Check each line of the entries below for the string "this"; copy every line where it appears.

START Dataset entries

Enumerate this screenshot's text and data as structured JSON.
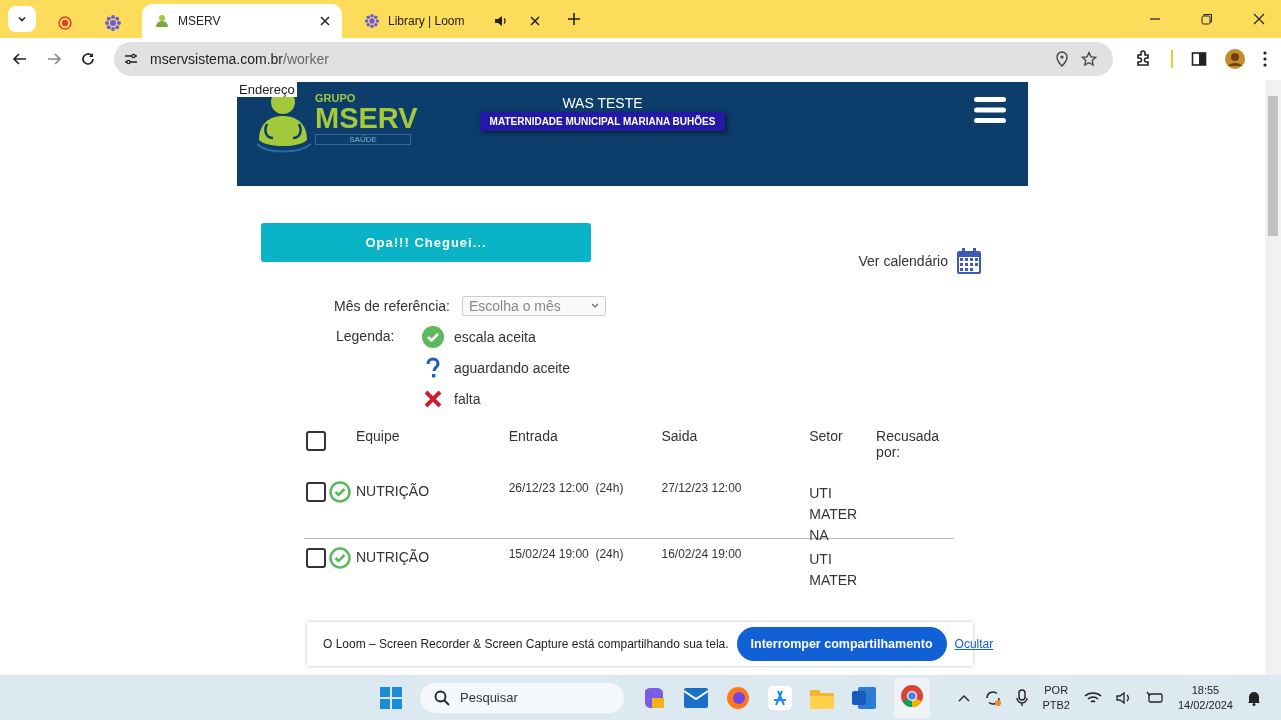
{
  "browser": {
    "tabs": [
      {
        "kind": "pinned-record",
        "selected": false
      },
      {
        "kind": "pinned-loom",
        "selected": false
      },
      {
        "kind": "page",
        "label": "MSERV",
        "selected": true
      },
      {
        "kind": "audio",
        "label": "Library | Loom",
        "selected": false
      }
    ],
    "url_host": "mservsistema.com.br",
    "url_path": "/worker"
  },
  "header": {
    "overlay_text": "Endereço",
    "logo_top": "GRUPO",
    "logo_main": "MSERV",
    "logo_sub": "SAÚDE",
    "user": "WAS TESTE",
    "unit": "MATERNIDADE MUNICIPAL MARIANA BUHÕES"
  },
  "arrive_button": "Opa!!! Cheguei...",
  "calendar_link": "Ver calendário",
  "month": {
    "label": "Mês de referência:",
    "placeholder": "Escolha o mês"
  },
  "legend": {
    "label": "Legenda:",
    "items": [
      {
        "kind": "accepted",
        "text": "escala aceita"
      },
      {
        "kind": "pending",
        "text": "aguardando aceite"
      },
      {
        "kind": "absent",
        "text": "falta"
      }
    ]
  },
  "table": {
    "select_all": {
      "checked": false
    },
    "columns": [
      "Equipe",
      "Entrada",
      "Saida",
      "Setor",
      "Recusada por:"
    ],
    "rows": [
      {
        "checked": false,
        "kind": "accepted",
        "team": "NUTRIÇÃO",
        "entrada": "26/12/23 12:00",
        "duration": "(24h)",
        "saida": "27/12/23 12:00",
        "setor": "UTI MATERNA"
      },
      {
        "checked": false,
        "kind": "accepted",
        "team": "NUTRIÇÃO",
        "entrada": "15/02/24 19:00",
        "duration": "(24h)",
        "saida": "16/02/24 19:00",
        "setor": "UTI MATER"
      }
    ]
  },
  "share_bar": {
    "message": "O Loom – Screen Recorder & Screen Capture está compartilhando sua tela.",
    "stop": "Interromper compartilhamento",
    "hide": "Ocultar"
  },
  "taskbar": {
    "search": "Pesquisar",
    "lang_top": "POR",
    "lang_bottom": "PTB2",
    "time": "18:55",
    "date": "14/02/2024"
  }
}
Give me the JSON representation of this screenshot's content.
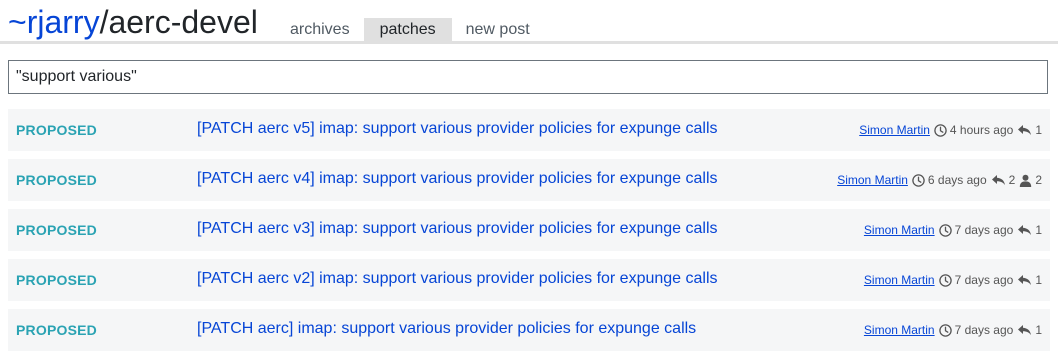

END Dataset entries

• _Reply to the task_
Enumerate this screenshot's text and data as structured JSON.
Give me the JSON representation of this screenshot's content.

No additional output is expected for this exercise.